College of Law News
International Human Rights clinic files 2nd Guantanamo lawsuit
Willamette’s International Human Rights clinic has filed its second lawsuit against the U.S. government on behalf of a former detainee at Guantanamo Bay. The lawsuit, filed in U.S. federal court in the Western District of Washington, alleges government officials subjected Mammar Ameur to torture, cruel inhuman and degrading treatment and prolonged unlawful detention for more than six years.

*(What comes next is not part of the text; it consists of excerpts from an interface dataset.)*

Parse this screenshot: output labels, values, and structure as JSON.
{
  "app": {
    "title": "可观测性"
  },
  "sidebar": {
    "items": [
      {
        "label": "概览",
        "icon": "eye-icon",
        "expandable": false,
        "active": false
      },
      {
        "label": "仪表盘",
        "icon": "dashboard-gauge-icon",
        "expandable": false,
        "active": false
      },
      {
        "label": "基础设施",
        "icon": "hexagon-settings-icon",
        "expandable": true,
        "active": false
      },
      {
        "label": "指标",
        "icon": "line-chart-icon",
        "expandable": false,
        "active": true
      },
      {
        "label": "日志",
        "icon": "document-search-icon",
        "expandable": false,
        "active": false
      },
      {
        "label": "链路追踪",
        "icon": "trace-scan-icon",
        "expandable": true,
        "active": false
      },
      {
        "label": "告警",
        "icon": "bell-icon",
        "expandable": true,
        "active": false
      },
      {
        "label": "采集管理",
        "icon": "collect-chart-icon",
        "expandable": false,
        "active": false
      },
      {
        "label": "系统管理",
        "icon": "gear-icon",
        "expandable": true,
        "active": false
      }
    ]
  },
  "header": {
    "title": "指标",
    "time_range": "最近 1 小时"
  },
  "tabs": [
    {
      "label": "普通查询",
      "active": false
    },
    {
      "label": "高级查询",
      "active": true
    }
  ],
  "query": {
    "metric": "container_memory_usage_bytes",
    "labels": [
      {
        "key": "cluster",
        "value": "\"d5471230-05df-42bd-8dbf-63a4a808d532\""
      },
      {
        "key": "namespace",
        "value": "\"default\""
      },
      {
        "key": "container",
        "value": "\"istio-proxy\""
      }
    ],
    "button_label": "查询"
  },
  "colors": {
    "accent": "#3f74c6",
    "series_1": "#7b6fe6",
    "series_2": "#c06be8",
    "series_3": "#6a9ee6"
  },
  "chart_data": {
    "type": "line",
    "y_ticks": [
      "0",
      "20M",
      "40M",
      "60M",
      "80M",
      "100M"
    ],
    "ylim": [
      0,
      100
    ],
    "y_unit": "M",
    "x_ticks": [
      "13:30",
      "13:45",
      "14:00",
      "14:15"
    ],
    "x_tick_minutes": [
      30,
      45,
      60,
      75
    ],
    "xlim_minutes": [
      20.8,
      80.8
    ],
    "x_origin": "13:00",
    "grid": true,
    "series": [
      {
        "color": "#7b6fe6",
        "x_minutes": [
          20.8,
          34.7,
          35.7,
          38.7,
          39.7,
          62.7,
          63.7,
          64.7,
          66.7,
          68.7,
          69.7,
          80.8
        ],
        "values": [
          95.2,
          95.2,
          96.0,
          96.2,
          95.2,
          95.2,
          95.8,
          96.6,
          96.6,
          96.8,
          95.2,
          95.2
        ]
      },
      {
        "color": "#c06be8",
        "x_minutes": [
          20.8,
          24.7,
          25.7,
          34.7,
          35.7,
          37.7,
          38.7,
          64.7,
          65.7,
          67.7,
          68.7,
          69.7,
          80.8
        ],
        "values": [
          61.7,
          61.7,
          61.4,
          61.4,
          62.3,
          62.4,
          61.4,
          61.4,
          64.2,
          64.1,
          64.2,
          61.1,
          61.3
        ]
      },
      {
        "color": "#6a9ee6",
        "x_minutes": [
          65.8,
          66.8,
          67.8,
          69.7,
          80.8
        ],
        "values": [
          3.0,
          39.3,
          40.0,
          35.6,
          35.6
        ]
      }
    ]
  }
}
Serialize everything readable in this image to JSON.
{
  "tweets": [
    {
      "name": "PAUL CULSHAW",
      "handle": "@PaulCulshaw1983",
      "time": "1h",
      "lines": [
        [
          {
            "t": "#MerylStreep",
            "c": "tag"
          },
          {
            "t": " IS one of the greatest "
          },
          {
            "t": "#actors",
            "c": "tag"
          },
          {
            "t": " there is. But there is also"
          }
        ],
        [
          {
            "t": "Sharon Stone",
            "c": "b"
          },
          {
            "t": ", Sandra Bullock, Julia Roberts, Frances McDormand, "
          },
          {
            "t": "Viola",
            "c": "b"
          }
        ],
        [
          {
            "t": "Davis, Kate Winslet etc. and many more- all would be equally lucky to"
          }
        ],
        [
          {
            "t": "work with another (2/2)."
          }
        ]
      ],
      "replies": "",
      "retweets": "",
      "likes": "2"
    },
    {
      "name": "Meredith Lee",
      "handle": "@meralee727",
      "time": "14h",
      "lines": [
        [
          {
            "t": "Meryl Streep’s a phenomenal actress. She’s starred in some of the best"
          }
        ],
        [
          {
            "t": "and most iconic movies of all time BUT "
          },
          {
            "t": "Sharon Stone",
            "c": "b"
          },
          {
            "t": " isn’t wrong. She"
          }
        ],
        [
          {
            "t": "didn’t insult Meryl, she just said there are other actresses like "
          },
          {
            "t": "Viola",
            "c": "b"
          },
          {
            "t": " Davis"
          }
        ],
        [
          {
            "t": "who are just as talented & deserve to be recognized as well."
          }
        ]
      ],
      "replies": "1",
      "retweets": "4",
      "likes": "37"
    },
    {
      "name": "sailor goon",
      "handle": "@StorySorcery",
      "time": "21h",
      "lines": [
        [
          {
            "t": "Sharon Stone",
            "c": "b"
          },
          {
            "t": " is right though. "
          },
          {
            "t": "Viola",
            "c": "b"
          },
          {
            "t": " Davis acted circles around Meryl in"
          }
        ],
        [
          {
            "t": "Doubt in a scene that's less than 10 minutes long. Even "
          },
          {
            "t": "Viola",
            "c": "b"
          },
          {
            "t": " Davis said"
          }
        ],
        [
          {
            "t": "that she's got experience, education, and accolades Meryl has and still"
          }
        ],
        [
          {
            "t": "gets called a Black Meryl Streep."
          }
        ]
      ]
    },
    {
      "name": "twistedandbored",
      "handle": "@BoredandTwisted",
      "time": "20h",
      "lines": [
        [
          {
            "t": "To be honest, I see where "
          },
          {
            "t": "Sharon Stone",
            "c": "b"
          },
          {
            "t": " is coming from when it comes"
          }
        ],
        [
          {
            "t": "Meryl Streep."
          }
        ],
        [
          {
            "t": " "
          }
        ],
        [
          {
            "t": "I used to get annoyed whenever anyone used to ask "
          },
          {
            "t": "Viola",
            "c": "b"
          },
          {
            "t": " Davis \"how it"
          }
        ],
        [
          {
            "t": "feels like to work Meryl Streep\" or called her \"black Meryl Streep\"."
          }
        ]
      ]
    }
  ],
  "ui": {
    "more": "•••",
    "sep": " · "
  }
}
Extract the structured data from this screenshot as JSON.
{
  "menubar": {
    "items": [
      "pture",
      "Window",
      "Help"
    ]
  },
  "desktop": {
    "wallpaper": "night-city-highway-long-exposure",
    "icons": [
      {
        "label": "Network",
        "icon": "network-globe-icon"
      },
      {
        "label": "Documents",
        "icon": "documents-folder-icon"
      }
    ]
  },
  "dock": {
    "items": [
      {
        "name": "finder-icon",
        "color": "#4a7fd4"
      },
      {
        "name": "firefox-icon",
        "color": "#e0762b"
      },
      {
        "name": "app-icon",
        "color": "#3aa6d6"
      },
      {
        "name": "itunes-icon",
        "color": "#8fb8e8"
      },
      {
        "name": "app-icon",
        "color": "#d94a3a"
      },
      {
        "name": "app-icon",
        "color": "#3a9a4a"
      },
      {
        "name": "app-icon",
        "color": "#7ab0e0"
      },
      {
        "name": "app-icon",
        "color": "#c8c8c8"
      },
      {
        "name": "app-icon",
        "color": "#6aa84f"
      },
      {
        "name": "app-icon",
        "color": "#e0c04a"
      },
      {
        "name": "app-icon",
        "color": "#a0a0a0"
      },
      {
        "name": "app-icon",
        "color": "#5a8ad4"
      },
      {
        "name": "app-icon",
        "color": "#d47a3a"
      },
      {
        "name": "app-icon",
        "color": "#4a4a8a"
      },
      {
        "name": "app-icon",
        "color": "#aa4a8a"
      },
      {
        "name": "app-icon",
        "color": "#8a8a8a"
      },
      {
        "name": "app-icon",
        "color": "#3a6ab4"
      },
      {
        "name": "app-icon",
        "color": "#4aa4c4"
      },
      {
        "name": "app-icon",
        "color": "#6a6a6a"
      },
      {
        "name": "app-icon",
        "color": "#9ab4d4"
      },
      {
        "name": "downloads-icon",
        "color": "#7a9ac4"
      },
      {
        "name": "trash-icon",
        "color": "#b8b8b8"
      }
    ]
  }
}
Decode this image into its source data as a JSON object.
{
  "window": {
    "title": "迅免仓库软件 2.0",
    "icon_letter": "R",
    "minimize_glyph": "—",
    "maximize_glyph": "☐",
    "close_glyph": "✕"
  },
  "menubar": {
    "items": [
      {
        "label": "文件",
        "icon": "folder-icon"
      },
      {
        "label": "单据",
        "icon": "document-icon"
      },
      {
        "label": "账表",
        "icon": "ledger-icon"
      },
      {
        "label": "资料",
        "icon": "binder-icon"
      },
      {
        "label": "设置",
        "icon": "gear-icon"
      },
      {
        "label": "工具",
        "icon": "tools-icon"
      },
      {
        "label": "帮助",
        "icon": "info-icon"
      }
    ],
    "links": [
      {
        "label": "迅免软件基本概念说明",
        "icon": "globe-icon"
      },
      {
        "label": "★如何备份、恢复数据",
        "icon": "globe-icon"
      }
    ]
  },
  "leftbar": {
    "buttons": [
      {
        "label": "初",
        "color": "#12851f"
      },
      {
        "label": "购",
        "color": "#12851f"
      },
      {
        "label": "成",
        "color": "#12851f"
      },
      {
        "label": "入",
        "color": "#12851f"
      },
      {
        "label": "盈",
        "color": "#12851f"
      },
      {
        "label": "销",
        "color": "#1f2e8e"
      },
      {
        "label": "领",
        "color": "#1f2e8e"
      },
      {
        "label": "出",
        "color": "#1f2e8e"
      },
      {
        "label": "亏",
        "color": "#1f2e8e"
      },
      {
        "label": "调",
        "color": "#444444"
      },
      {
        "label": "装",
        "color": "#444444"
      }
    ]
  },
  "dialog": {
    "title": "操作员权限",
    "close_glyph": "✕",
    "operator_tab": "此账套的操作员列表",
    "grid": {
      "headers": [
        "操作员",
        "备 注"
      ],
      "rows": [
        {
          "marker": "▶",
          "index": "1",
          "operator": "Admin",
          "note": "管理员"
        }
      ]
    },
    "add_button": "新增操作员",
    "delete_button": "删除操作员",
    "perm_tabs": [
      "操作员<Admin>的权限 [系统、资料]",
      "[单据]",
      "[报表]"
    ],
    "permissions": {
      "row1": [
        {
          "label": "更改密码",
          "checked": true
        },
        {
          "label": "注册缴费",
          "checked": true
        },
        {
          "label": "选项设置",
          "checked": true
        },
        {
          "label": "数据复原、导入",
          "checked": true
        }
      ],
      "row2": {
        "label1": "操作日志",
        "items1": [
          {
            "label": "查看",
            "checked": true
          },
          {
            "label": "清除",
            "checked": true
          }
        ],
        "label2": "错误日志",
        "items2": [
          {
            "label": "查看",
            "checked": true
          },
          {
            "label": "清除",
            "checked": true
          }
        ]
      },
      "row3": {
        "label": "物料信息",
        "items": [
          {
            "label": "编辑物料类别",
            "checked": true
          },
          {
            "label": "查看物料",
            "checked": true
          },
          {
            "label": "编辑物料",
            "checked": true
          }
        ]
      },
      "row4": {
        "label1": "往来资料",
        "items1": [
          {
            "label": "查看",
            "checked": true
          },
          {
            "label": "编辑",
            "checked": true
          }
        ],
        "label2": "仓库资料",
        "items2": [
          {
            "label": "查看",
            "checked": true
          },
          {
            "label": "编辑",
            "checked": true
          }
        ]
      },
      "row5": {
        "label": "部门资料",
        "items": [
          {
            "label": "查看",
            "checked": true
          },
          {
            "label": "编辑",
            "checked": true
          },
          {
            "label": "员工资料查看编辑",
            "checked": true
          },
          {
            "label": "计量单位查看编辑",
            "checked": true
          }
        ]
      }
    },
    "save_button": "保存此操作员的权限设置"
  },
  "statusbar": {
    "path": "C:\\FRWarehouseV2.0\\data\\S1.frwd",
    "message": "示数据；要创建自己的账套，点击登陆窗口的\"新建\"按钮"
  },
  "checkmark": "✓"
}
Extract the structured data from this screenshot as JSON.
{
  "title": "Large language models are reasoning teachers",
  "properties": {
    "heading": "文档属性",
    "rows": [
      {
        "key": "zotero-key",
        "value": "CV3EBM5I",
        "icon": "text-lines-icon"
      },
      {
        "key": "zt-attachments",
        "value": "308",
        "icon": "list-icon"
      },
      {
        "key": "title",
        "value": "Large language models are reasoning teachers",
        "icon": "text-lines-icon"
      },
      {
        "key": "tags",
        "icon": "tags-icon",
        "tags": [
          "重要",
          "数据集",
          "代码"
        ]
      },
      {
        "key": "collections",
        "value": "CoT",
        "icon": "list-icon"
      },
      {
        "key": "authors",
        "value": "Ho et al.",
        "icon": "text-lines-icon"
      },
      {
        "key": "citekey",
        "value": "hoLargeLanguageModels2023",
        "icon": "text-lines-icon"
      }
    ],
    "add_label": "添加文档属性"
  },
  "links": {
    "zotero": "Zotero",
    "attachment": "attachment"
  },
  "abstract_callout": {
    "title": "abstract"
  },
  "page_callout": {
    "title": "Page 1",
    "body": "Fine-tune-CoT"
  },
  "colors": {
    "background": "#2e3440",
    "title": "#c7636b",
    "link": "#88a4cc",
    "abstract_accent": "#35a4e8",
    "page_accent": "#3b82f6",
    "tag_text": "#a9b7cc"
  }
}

Ameur was a civilian, humanitarian aid worker, and UNHCR-mandate refugee from Algeria who was living with his wife and children in Pakistan when he was unlawfully taken from his home in July 2002 during a raid that was meant to take his neighbor into custody, the lawsuit says. The lawsuit further states that, although the Pakistani forces told an American official who was with them that they did not need or want Ameur, the American official told the Pakistanis to take him into custody simply because he was an Algerian living in Pakistan.
Ameur was put in a Pakistani prison and eventually transferred to Guantanamo Bay, where he continued to be illegally detained, the lawsuit alleges. While at Guantanamo Bay, U.S. officials allegedly subjected him to torture and cruel, inhuman, and degrading treatment.
The lawsuit says Ameur had been cleared by the Administrative Review Board at Guantanamo Bay to return to Algeria in November 2005, but U.S. officials continued to hold him unlawfully for another three years. Only when a federal district court in Washington, D.C. ordered the officials to explain their actions was Ameur sent back to Algeria, the lawsuit says.
“What these U.S. officials did to Mr. Ameur and others like him is unconscionable and should outrage every single American who believes in the ideals this country stands for,” Skinner said. “What happened to Mr. Ameur and numerous others like him demonstrates the need for adequate due process procedures and complying with the rule of law. Mr. Ameur and others like him deserve an apology, compensation, and justice.”
The clinic filed a similar lawsuit last year on behalf of Adel Hamad of Sudan, alleging he was unlawfully seized from his apartment and illegally detained for more than five years at Guantanamo Bay.
Kerry Tymchuk BA’81, JD’84 named director of Oregon Historical Society
Kerry Tymchuk, a history major at Willamette with an extensive resume in Oregon politics, has been named executive director of the premier repository for the state’s history.
Tymchuk had served as interim director since April. He was an aide to former U.S. Sens. Gordon Smith and Bob Dole and co-authored books with Dole and his wife, Elizabeth. He also co-wrote “One Tough Mother,” the autobiography of Columbia Sportswear CEO Gert Boyle.
“Kerry Tymchuk has achieved several notable goals,” said OHS board President Jerry Hudson, a former president of Willamette University. “His masterful facilitation has renewed public support for OHS and his ability to nurture relationships and spread enthusiasm for history is truly remarkable.”
The Oregon Historical Society, located in downtown Portland, archives key artifacts in Oregon history such as Meriwether Lewis’s branding iron and a pair of Gov. John Kitzhaber’s iconic blue jeans. Tymchuk, who said he has a lifelong love of history, has visited every county in Oregon. He wants OHS to reach out to all corners of the state, establish a firm financial footing after years of money difficulties and keep up the quality of the society’s research capabilities.
“The best definition of history is it’s who we are and the way we are,” he said. “You have to make the case every day that the state would be very much the poorer if there wasn’t an Oregon Historical Society.”